Is development essentially harmful for the environment? Must we sacrifice the environment in order to achieve much-needed development? Should we allow poisoning of our air, destruction of our forests, and pollution of our water to embrace development? If the answer is yes, how can we survive—how can this mother earth retain its ability to support our existence and our reproduction?

Anti-politics of climate change

In the global imaginary of climate change, Bangladesh holds a prominent position. Frequently described as the 'world's most vulnerable country to climate change', this imagination of Bangladesh's impending climate crisis has taken on a life of its own. The spectre of Bangladesh underwater, wiped off the map by rising sea levels, has given birth to a crisis narrative that obscures the ways in which interventions in

Plastic pollution / From depending on it to drowning in it

Catfish, or Magur Mach, may not be a best seller in the market when compared to say a Chingri or an Ilish. However, when cooked the right way—fresh out off the pond—there are few delicacies that can beat the appetising taste of a Magur Macher jhol. Aside from the good taste, it also has medicinal values and is often prepared for pregnant women.

A conservation effort spanning borders

Why does the Spoon-billed sandpiper, a tiny sparrow-sized bird, migrate all the way from Chukotka, Russia to a mudflat of Bangladesh?

The dangerous half degree

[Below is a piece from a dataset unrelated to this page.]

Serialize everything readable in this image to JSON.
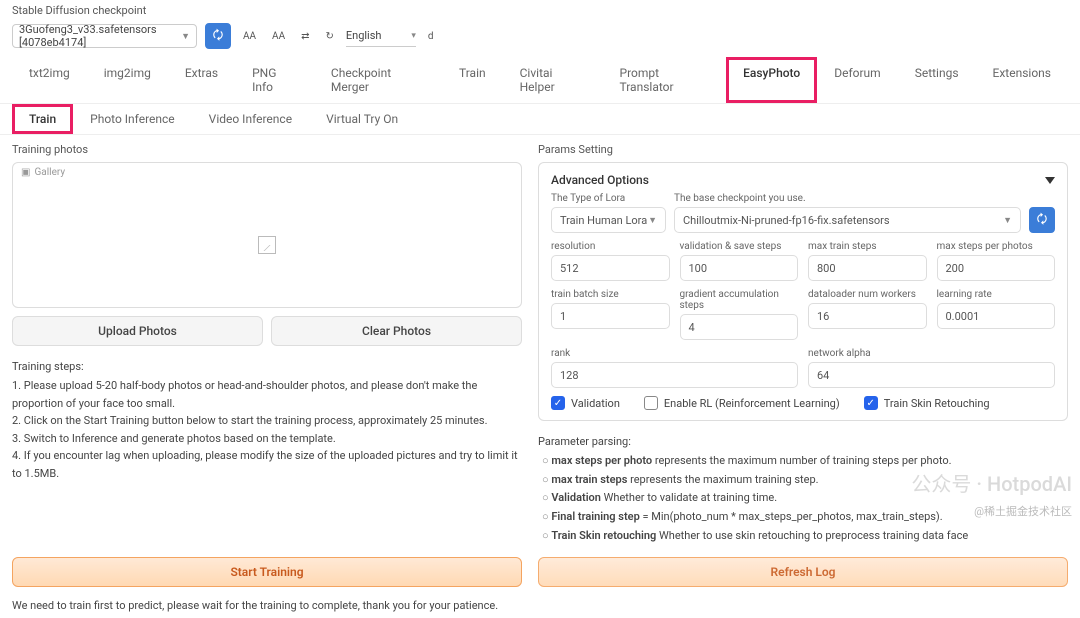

A new report published last week by the United Nation's Inter Governmental Panel on Climate Change (IPCC), an organisation consisting of leading climate scientists from all over the world, has warned that by 2030, the earth's temperature is expected to witness an increase by at least half a degree.

Stuck in-between a “Corridor and a Camp”

It is the Bangladesh-Myanmar border; the calm of the forest is broken by piercing sounds of gunfire and screams. Everywhere, people are on the run and she too trudges on, heavy, weary steps one at a time, trying to find refuge. She eventually makes it to the forests of Bangladesh only to be stuck indefinitely.


Over the last two centuries, humans have caused irreparable damage to the environment. Forests, rivers, hills, and seas have turned upside down and species displaced for food and shelter.

Productivity before People?

Without effectual resistance, Bangladesh is poised to join the ranks of 31 other nuclear nations of the world with the construction of the Rooppur Nuclear Power Plant. The Government of Bangladesh asks that people be proud of this fact. Yafes Osman, minister of science and technology has stated that this is a historical moment for Bangladesh. Whatever support

The gradual dying of our rivers

The rivers winding through our delta make for a beautiful landscape as well as being one of our greatest assets—we depend on it for everything from our food to transport to an abundance of flora and fauna. Yet our rivers have been allowed to deteriorate to such an extent that these are no longer aesthetically, economically or ecologically viable.


Sicilia Snal, aged 25 in 2006, was shot when she went to collect firewood in the forest near her village. Sicilia is a Garo woman of Uttar Rasulpur, in Madhupur sal forest area. It was early in the morning of August 21, 2006, that Sicilia went to collect firewood with a few other Garo women. On their way back, they put down their loads to take rest for a while. All of a sudden, to their great surprise, the forest guards fired shots from their guns. Sicilia was hit. She fell to the ground, unconscious and bleeding. Terrified all but one woman fled.

Gazipur's Resorts: Not out of the Woods yet

Just about 50 kilometres north of Dhaka lies the wooded surrounds of Gazipur, a district that has become increasingly popular these days because of its luxurious resorts that offer the guests a chance to get lost in nature's serenity and leave behind the big-city stress.

All that glitters is not sustainable

The shopping malls sparkle with multi-coloured fairy lights throughout the night, beckoning us to indulge. Industries on the banks of Dhaka's prominent rivers boast of jobs and reek of foreign currency. Towering high-rises and old buildings given to 'develop' into apartment blocks reign over Dhaka's skyline. Thousands of crores of taka are invested in roads and highways connecting the country, and millions more are poured into energy generation. On the onset, we look every bit the part of the middle income country that we are on track to become.

Sundarban's new neigbours

Even mid-way last year, the Department of Environment's environmental clearance committee questioned whether Navana's Liquefied Petroleum Gas (LPG) bottling plant in Mongla should be cleared. “The plant is within the designated Ecologically Critical Area around the Sundarbans,” they opined. They held off on giving the license.